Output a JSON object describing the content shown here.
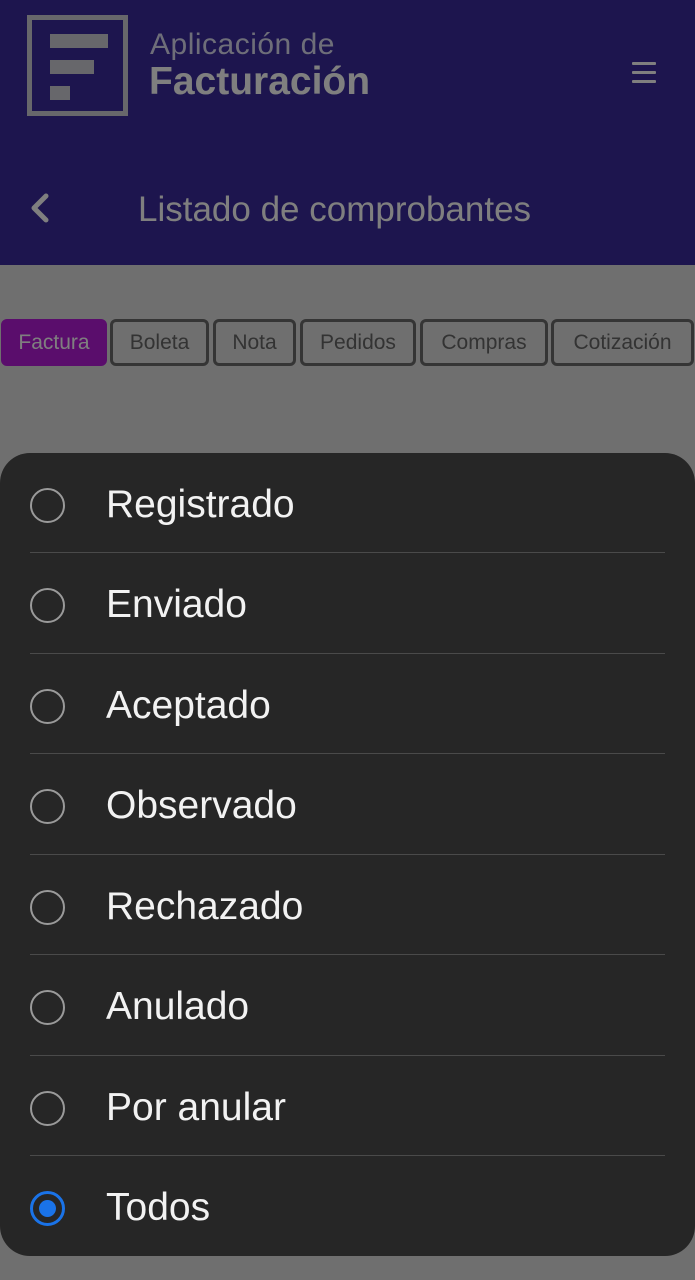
{
  "header": {
    "app_title_line1": "Aplicación de",
    "app_title_line2": "Facturación",
    "page_title": "Listado de comprobantes"
  },
  "tabs": [
    {
      "label": "Factura",
      "active": true
    },
    {
      "label": "Boleta",
      "active": false
    },
    {
      "label": "Nota",
      "active": false
    },
    {
      "label": "Pedidos",
      "active": false
    },
    {
      "label": "Compras",
      "active": false
    },
    {
      "label": "Cotización",
      "active": false
    }
  ],
  "status_filter": {
    "options": [
      {
        "label": "Registrado",
        "selected": false
      },
      {
        "label": "Enviado",
        "selected": false
      },
      {
        "label": "Aceptado",
        "selected": false
      },
      {
        "label": "Observado",
        "selected": false
      },
      {
        "label": "Rechazado",
        "selected": false
      },
      {
        "label": "Anulado",
        "selected": false
      },
      {
        "label": "Por anular",
        "selected": false
      },
      {
        "label": "Todos",
        "selected": true
      }
    ]
  },
  "colors": {
    "header_bg": "#3a2a9c",
    "active_tab": "#b51ad9",
    "radio_selected": "#1a73e8",
    "sheet_bg": "#262626"
  },
  "icons": {
    "logo": "invoice-logo-icon",
    "menu": "hamburger-menu-icon",
    "back": "chevron-left-icon"
  }
}
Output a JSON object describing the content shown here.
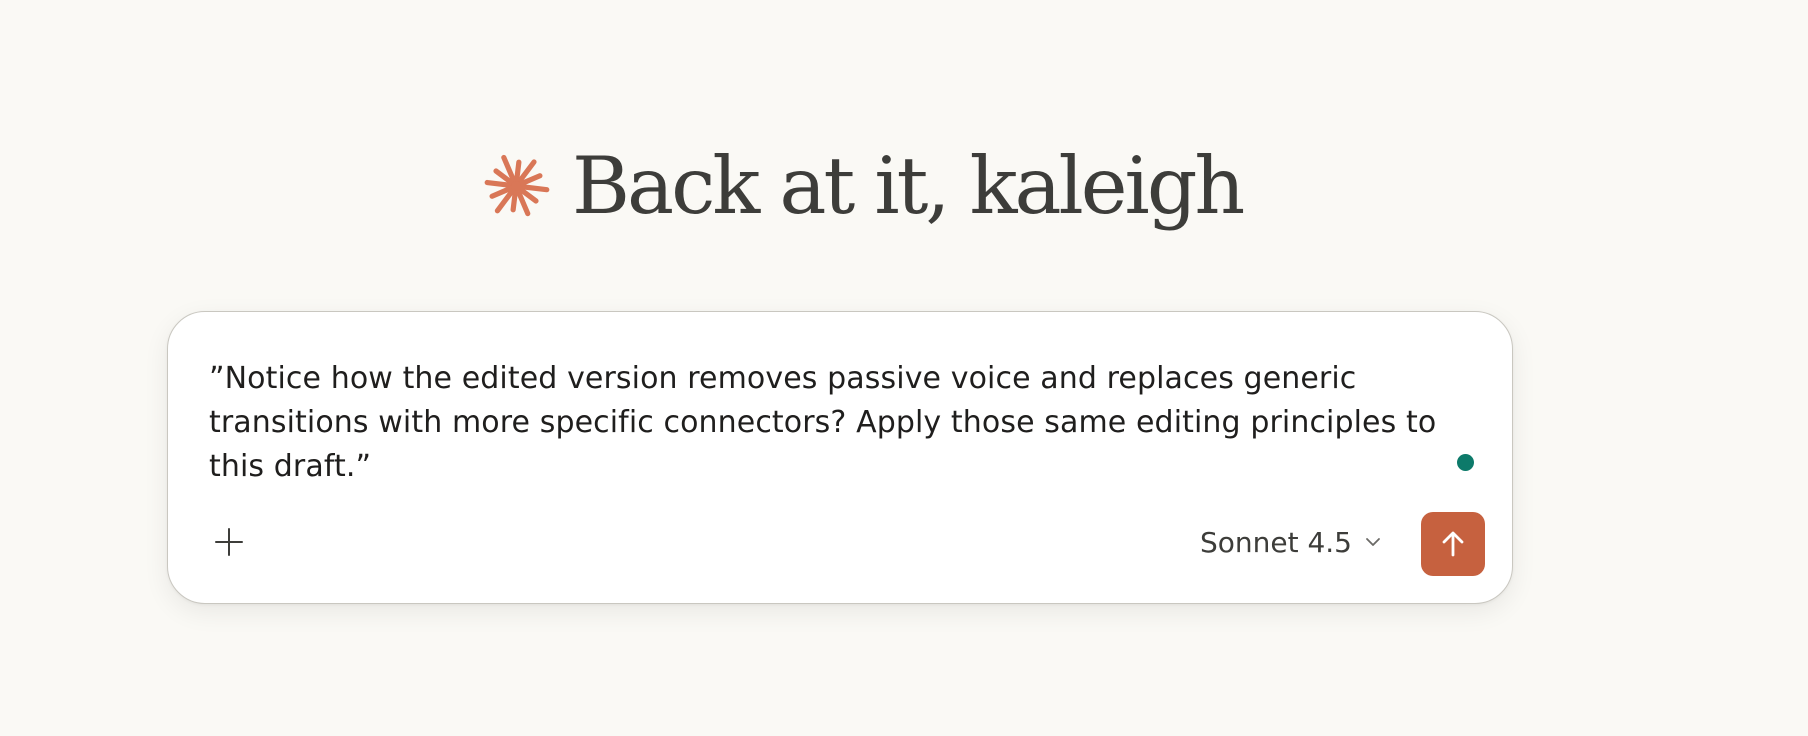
{
  "greeting": {
    "text": "Back at it, kaleigh",
    "logo_icon": "spark-asterisk-icon"
  },
  "composer": {
    "input_value": "”Notice how the edited version removes passive voice and replaces generic transitions with more specific connectors? Apply those same editing principles to this draft.”",
    "add_icon": "plus-icon",
    "status_indicator": "green-dot",
    "model_selector": {
      "label": "Sonnet 4.5",
      "icon": "chevron-down-icon"
    },
    "send_icon": "arrow-up-icon"
  },
  "colors": {
    "background": "#faf9f5",
    "accent": "#c6613f",
    "logo": "#d97757",
    "text_dark": "#3d3d3a",
    "status_dot": "#0d7a6a"
  }
}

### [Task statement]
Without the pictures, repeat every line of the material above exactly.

### [Completed exercise]
Output a JSON object describing the content shown here.
{
  "header": {
    "app_title_line1": "Aplicación de",
    "app_title_line2": "Facturación",
    "page_title": "Listado de comprobantes"
  },
  "tabs": [
    {
      "label": "Factura",
      "active": true
    },
    {
      "label": "Boleta",
      "active": false
    },
    {
      "label": "Nota",
      "active": false
    },
    {
      "label": "Pedidos",
      "active": false
    },
    {
      "label": "Compras",
      "active": false
    },
    {
      "label": "Cotización",
      "active": false
    }
  ],
  "status_filter": {
    "options": [
      {
        "label": "Registrado",
        "selected": false
      },
      {
        "label": "Enviado",
        "selected": false
      },
      {
        "label": "Aceptado",
        "selected": false
      },
      {
        "label": "Observado",
        "selected": false
      },
      {
        "label": "Rechazado",
        "selected": false
      },
      {
        "label": "Anulado",
        "selected": false
      },
      {
        "label": "Por anular",
        "selected": false
      },
      {
        "label": "Todos",
        "selected": true
      }
    ]
  },
  "colors": {
    "header_bg": "#3a2a9c",
    "active_tab": "#b51ad9",
    "radio_selected": "#1a73e8",
    "sheet_bg": "#262626"
  },
  "icons": {
    "logo": "invoice-logo-icon",
    "menu": "hamburger-menu-icon",
    "back": "chevron-left-icon"
  }
}
Output a JSON object describing the content shown here.
{
  "greeting": {
    "text": "Back at it, kaleigh",
    "logo_icon": "spark-asterisk-icon"
  },
  "composer": {
    "input_value": "”Notice how the edited version removes passive voice and replaces generic transitions with more specific connectors? Apply those same editing principles to this draft.”",
    "add_icon": "plus-icon",
    "status_indicator": "green-dot",
    "model_selector": {
      "label": "Sonnet 4.5",
      "icon": "chevron-down-icon"
    },
    "send_icon": "arrow-up-icon"
  },
  "colors": {
    "background": "#faf9f5",
    "accent": "#c6613f",
    "logo": "#d97757",
    "text_dark": "#3d3d3a",
    "status_dot": "#0d7a6a"
  }
}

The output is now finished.